▶ [YOUR INSTRUCTIONS]:
Please reproduce the records below exactly, omitting any pictures they contain.

[Data about app and page elements]
---------------

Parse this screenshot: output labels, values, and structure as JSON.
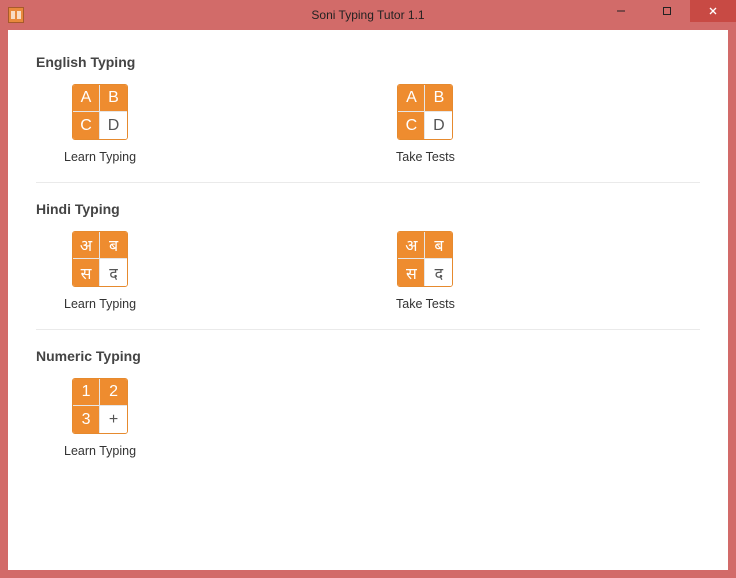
{
  "window": {
    "title": "Soni Typing Tutor 1.1"
  },
  "sections": {
    "english": {
      "title": "English Typing",
      "learn": {
        "label": "Learn Typing",
        "cells": [
          "A",
          "B",
          "C",
          "D"
        ]
      },
      "test": {
        "label": "Take Tests",
        "cells": [
          "A",
          "B",
          "C",
          "D"
        ]
      }
    },
    "hindi": {
      "title": "Hindi Typing",
      "learn": {
        "label": "Learn Typing",
        "cells": [
          "अ",
          "ब",
          "स",
          "द"
        ]
      },
      "test": {
        "label": "Take Tests",
        "cells": [
          "अ",
          "ब",
          "स",
          "द"
        ]
      }
    },
    "numeric": {
      "title": "Numeric Typing",
      "learn": {
        "label": "Learn Typing",
        "cells": [
          "1",
          "2",
          "3",
          "+"
        ]
      }
    }
  }
}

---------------

▶ [EXERCISE ANSWER]:
Parse this screenshot: output labels, values, and structure as JSON.
{
  "window": {
    "title": "Soni Typing Tutor 1.1"
  },
  "sections": {
    "english": {
      "title": "English Typing",
      "learn": {
        "label": "Learn Typing",
        "cells": [
          "A",
          "B",
          "C",
          "D"
        ]
      },
      "test": {
        "label": "Take Tests",
        "cells": [
          "A",
          "B",
          "C",
          "D"
        ]
      }
    },
    "hindi": {
      "title": "Hindi Typing",
      "learn": {
        "label": "Learn Typing",
        "cells": [
          "अ",
          "ब",
          "स",
          "द"
        ]
      },
      "test": {
        "label": "Take Tests",
        "cells": [
          "अ",
          "ब",
          "स",
          "द"
        ]
      }
    },
    "numeric": {
      "title": "Numeric Typing",
      "learn": {
        "label": "Learn Typing",
        "cells": [
          "1",
          "2",
          "3",
          "+"
        ]
      }
    }
  }
}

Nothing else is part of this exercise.